1906 Stanley 30HP "Vanderbilt"

1906 Stanley 30HP "Vanderbilt"

At the turn of the 20th century, steam cars looked like the most promising technology for the new-fangled horseless carriage industry. Clean, virtually silent, and relatively easy to operate once they warmed up, all it took was a little patience, and access to a water supply. Until the evolution of the gasoline engine and electric starting made steam obsolete, even with the invention of the flash boiler - which almost eliminated slow startups - a broad range of steam car manufacturers vied for the public's dollars and attention. Certainly the best known, if not the most common steamers, came from the Massachusetts workshops of former photographic equipment makers F.E. and F.O. Stanley. The Stanley brothers – identical twins – produced a wide range of steam automobiles between 1896 and 1924. Only the Columbia Automobile Company's high-quality electrics outsold them from 1899 to 1905. The Stanley brothers built and sold several hundred of their first model in 1898 and 1899. After F.E. and his wife drove one to the top of Mount Washington in New Hampshire in 1899, other interested parties took notice; one was Locomobile, which purchased rights to the design. The Stanley brothers used the proceeds to found their own eponymous firm in 1902, and began producing more advanced models.

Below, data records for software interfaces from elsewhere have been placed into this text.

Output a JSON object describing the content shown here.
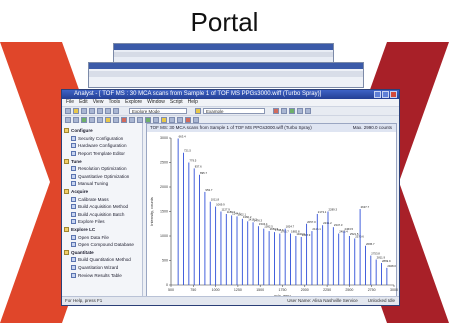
{
  "slide": {
    "title": "Portal"
  },
  "colors": {
    "chevron_left": "#e0462a",
    "chevron_right": "#a82028",
    "spectrum": "#2f4fd8",
    "titlebar": "#2b47a3"
  },
  "main_window": {
    "title": "Analyst - [ TOF MS : 30 MCA scans from Sample 1 of TOF MS PPGs3000.wiff (Turbo Spray)]",
    "menu": [
      "File",
      "Edit",
      "View",
      "Tools",
      "Explore",
      "Window",
      "Script",
      "Help"
    ],
    "toolbar": {
      "mode_select": "Explore Mode",
      "project_select": "Example"
    },
    "sidebar": [
      {
        "label": "Configure",
        "type": "section",
        "icon": "gear-icon"
      },
      {
        "label": "Security Configuration",
        "type": "child",
        "icon": "lock-icon"
      },
      {
        "label": "Hardware Configuration",
        "type": "child",
        "icon": "hardware-icon"
      },
      {
        "label": "Report Template Editor",
        "type": "child",
        "icon": "report-icon"
      },
      {
        "label": "Tune",
        "type": "section",
        "icon": "tune-icon"
      },
      {
        "label": "Resolution Optimization",
        "type": "child",
        "icon": "wand-icon"
      },
      {
        "label": "Quantitative Optimization",
        "type": "child",
        "icon": "wand-icon"
      },
      {
        "label": "Manual Tuning",
        "type": "child",
        "icon": "hand-icon"
      },
      {
        "label": "Acquire",
        "type": "section",
        "icon": "acquire-icon"
      },
      {
        "label": "Calibrate Mass",
        "type": "child",
        "icon": "calibrate-icon"
      },
      {
        "label": "Build Acquisition Method",
        "type": "child",
        "icon": "method-icon"
      },
      {
        "label": "Build Acquisition Batch",
        "type": "child",
        "icon": "batch-icon"
      },
      {
        "label": "Explore Files",
        "type": "child",
        "icon": "folder-icon"
      },
      {
        "label": "Explore LC",
        "type": "section",
        "icon": "explore-icon"
      },
      {
        "label": "Open Data File",
        "type": "child",
        "icon": "open-icon"
      },
      {
        "label": "Open Compound Database",
        "type": "child",
        "icon": "database-icon"
      },
      {
        "label": "Quantitate",
        "type": "section",
        "icon": "quantitate-icon"
      },
      {
        "label": "Build Quantitation Method",
        "type": "child",
        "icon": "method-icon"
      },
      {
        "label": "Quantitation Wizard",
        "type": "child",
        "icon": "wizard-icon"
      },
      {
        "label": "Review Results Table",
        "type": "child",
        "icon": "table-icon"
      }
    ],
    "document": {
      "title": "TOF MS: 30 MCA scans from Sample 1 of TOF MS PPGs3000.wiff (Turbo Spray)",
      "max_label": "Max. 2990.0 counts"
    },
    "statusbar": {
      "left": "For Help, press F1",
      "user": "User Name: Alisa Nashville Service",
      "mode": "Unlocked Idle"
    }
  },
  "chart_data": {
    "type": "bar",
    "title": "TOF MS: 30 MCA scans from Sample 1 of TOF MS PPGs3000.wiff (Turbo Spray)",
    "xlabel": "m/z, amu",
    "ylabel": "Intensity, counts",
    "xlim": [
      500,
      3000
    ],
    "ylim": [
      0,
      3000
    ],
    "x_ticks": [
      500,
      750,
      1000,
      1250,
      1500,
      1750,
      2000,
      2250,
      2500,
      2750,
      3000
    ],
    "y_ticks": [
      0,
      500,
      1000,
      1500,
      2000,
      2500,
      3000
    ],
    "x": [
      580,
      640,
      700,
      760,
      820,
      880,
      940,
      1000,
      1060,
      1120,
      1180,
      1240,
      1300,
      1360,
      1420,
      1480,
      1540,
      1600,
      1660,
      1720,
      1780,
      1840,
      1900,
      1960,
      2020,
      2080,
      2140,
      2200,
      2260,
      2320,
      2380,
      2440,
      2500,
      2560,
      2620,
      2680,
      2740,
      2800,
      2860,
      2920
    ],
    "values": [
      2990,
      2700,
      2500,
      2380,
      2250,
      1900,
      1700,
      1600,
      1500,
      1450,
      1420,
      1400,
      1350,
      1300,
      1280,
      1200,
      1150,
      1100,
      1080,
      1050,
      1150,
      1050,
      1000,
      980,
      1250,
      1100,
      1450,
      1220,
      1500,
      1180,
      1050,
      1100,
      1000,
      950,
      1550,
      800,
      600,
      520,
      450,
      350
    ],
    "peak_labels": [
      "663.4",
      "721.5",
      "779.5",
      "837.6",
      "895.7",
      "953.7",
      "1011.8",
      "1069.9",
      "1127.9",
      "1186.0",
      "1244.1",
      "1302.1",
      "1360.2",
      "1418.3",
      "1476.3",
      "1534.4",
      "1592.5",
      "1650.5",
      "1708.6",
      "1766.7",
      "1824.7",
      "1882.8",
      "1940.9",
      "1998.9",
      "2057.0",
      "2115.1",
      "2173.1",
      "2231.2",
      "2289.3",
      "2347.3",
      "2405.4",
      "2463.5",
      "2521.5",
      "2579.6",
      "2637.7",
      "2695.7",
      "2753.8",
      "2811.9",
      "2869.9",
      "2928.0"
    ]
  }
}
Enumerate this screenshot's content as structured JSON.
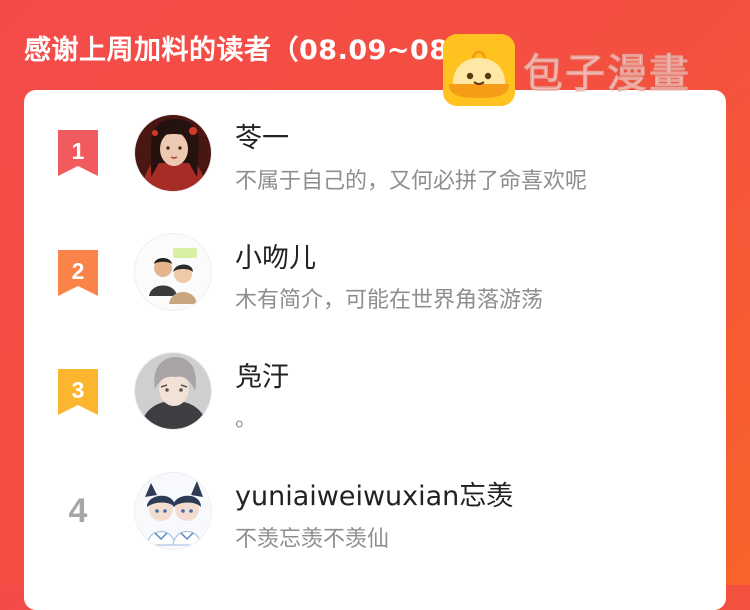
{
  "header": {
    "title": "感谢上周加料的读者（08.09~08.15）"
  },
  "watermark": {
    "text": "包子漫畫",
    "logo_icon": "baozi-logo-icon"
  },
  "colors": {
    "background": "#f44b4a",
    "rank1": "#f25b5e",
    "rank2": "#fa8349",
    "rank3": "#fbb52e",
    "rank4": "#a6a6a6"
  },
  "readers": [
    {
      "rank": "1",
      "name": "苓一",
      "description": "不属于自己的，又何必拼了命喜欢呢"
    },
    {
      "rank": "2",
      "name": "小吻儿",
      "description": "木有简介，可能在世界角落游荡"
    },
    {
      "rank": "3",
      "name": "凫汙",
      "description": "。"
    },
    {
      "rank": "4",
      "name": "yuniaiweiwuxian忘羡",
      "description": "不羡忘羡不羡仙"
    }
  ]
}
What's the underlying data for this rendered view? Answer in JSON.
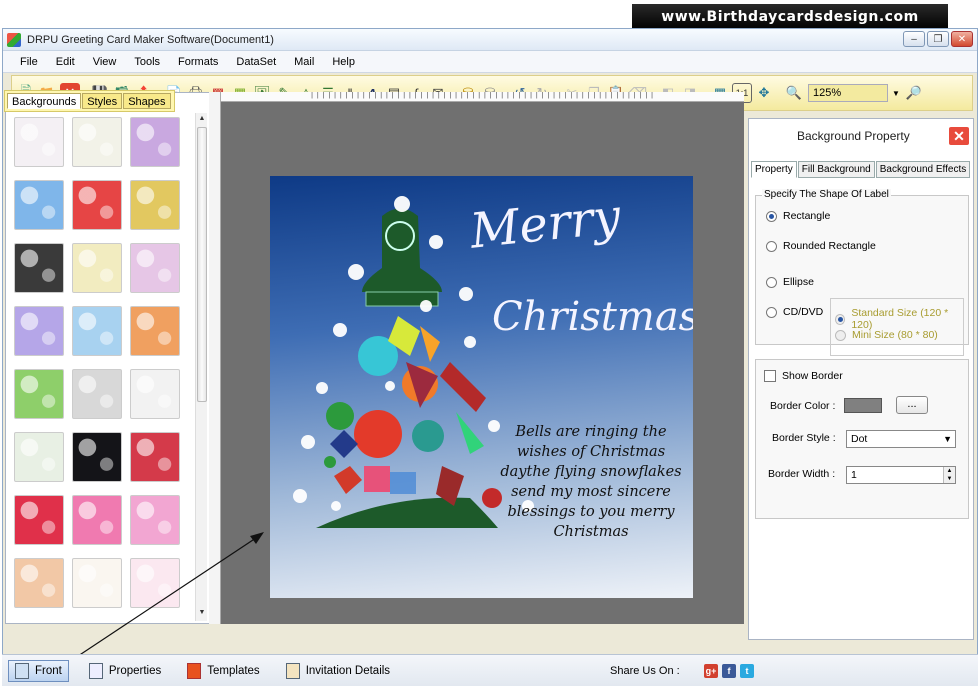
{
  "banner": {
    "text": "www.Birthdaycardsdesign.com"
  },
  "window": {
    "title": "DRPU Greeting Card Maker Software(Document1)"
  },
  "menu": [
    "File",
    "Edit",
    "View",
    "Tools",
    "Formats",
    "DataSet",
    "Mail",
    "Help"
  ],
  "toolbar": {
    "zoom": "125%"
  },
  "left_panel": {
    "tabs": [
      "Backgrounds",
      "Styles",
      "Shapes"
    ],
    "thumb_colors": [
      "#f4f0f4",
      "#f2f2e8",
      "#c9a8e0",
      "#7fb6ea",
      "#e64545",
      "#e2c860",
      "#3a3a3a",
      "#f2ecc0",
      "#e6c6e6",
      "#b5a6e8",
      "#a8d2f0",
      "#f0a060",
      "#8ecf6a",
      "#d8d8d8",
      "#f2f2f2",
      "#e8f0e4",
      "#141418",
      "#d43a4a",
      "#e0304a",
      "#f07ab0",
      "#f2a6d2",
      "#f2c8a6",
      "#faf6f0",
      "#fbe8f0"
    ]
  },
  "card": {
    "merry": "Merry",
    "christmas": "Christmas",
    "message": "Bells are ringing the wishes of Christmas daythe flying snowflakes send my most sincere blessings to you merry Christmas"
  },
  "right_panel": {
    "title": "Background Property",
    "tabs": [
      "Property",
      "Fill Background",
      "Background Effects"
    ],
    "shape_legend": "Specify The Shape Of Label",
    "shapes": {
      "rectangle": "Rectangle",
      "rounded": "Rounded Rectangle",
      "ellipse": "Ellipse",
      "cd": "CD/DVD",
      "standard": "Standard Size (120 * 120)",
      "mini": "Mini Size (80 * 80)"
    },
    "show_border": "Show Border",
    "border_color_label": "Border Color :",
    "dots": "...",
    "border_style_label": "Border Style :",
    "border_style_value": "Dot",
    "border_width_label": "Border Width :",
    "border_width_value": "1"
  },
  "statusbar": {
    "front": "Front",
    "properties": "Properties",
    "templates": "Templates",
    "invitation": "Invitation Details",
    "share": "Share Us On :"
  }
}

Stanleys were powered by a double-acting two-cylinder engine, and benefitted from the use of a fire-tube boiler that was reinforced with piano wire and fitted with a safety valve. Because Stanley's early motors did not incorporate any sort of recovery system, vented steam was lost to the atmosphere. After 1914, that issue was resolved with a fairly efficient condenser system, which greatly increased the distance travelled without stopping for a refill of water. The earliest cars were buggy-like, with their boiler and valve controls under the seat, but eventually came to look much like conventional automobiles, having the boiler and motor under a boxy, coffin-like nose and the drive taken to the rear wheels.

The famous "Vanderbilt" Stanley became a legend the day it was built. No steam car was more exciting or embodied the performance potential of this thoroughbred racer. Unfortunately, the originals are long lost to time, but thankfully a few exacting replicas have been made to demonstrate the amazing potential of these cars.

Originally designed to compete in the Vanderbilt cup race in Long Island, the Stanley's employed all their technical knowhow to create a machine to take on the world finest gasoline motor cars. The Stanley's had already proven the huge speed potential of their propulsion system by smashing the land speed with the streamlined racing car called the "Woggle-Bug". Driven by a company employee to a staggering 127 mph on the sand at Daytona Beach, Florida, that Stanley established a world record for the flying mile – 28.2 seconds – along with a new World Land Speed Record.

The Stanley Vanderbilts were ordered by 2 Philadelphia amateurs with aspirations of racing in the event built to the specification that they do one mile in 30 seconds. The Vanderbilt's were not ready in time for the road race but did achieve an unrivaled record of success in other competitions. Up and down the east coast, the Stanley Vanderbilts were nearly undefeated in hill climb contests. Both of these cars are long lost.

This particular Vanderbilt was built in 1994 by noted Stanley expert Robert J. "Bud" Boudeman to be the ultimate Stanley racer and nothing was held back by using both a massive 34" boiler (four inches larger than Stanley 30hp) and modified Bryan engine. Buck Boudeman pioneered using these engines in his Vanderbilt Cup Racer Replicas, replacing most of the moving parts with titanium parts and boring out the piston valves to their maximum to improve the breathing. Rough estimates are that this engine can produce 300 hp. When tested on a dynamometer under Bensons ownership a torque figure of 1000 ft/lbs was achieved along with brief horsepower figures nearing 300hp. This startling potential was way beyond any gas automobile of the period.

Descriptions & pictures by bonhams & flickr & other

Production Start 1906
Country of origin USA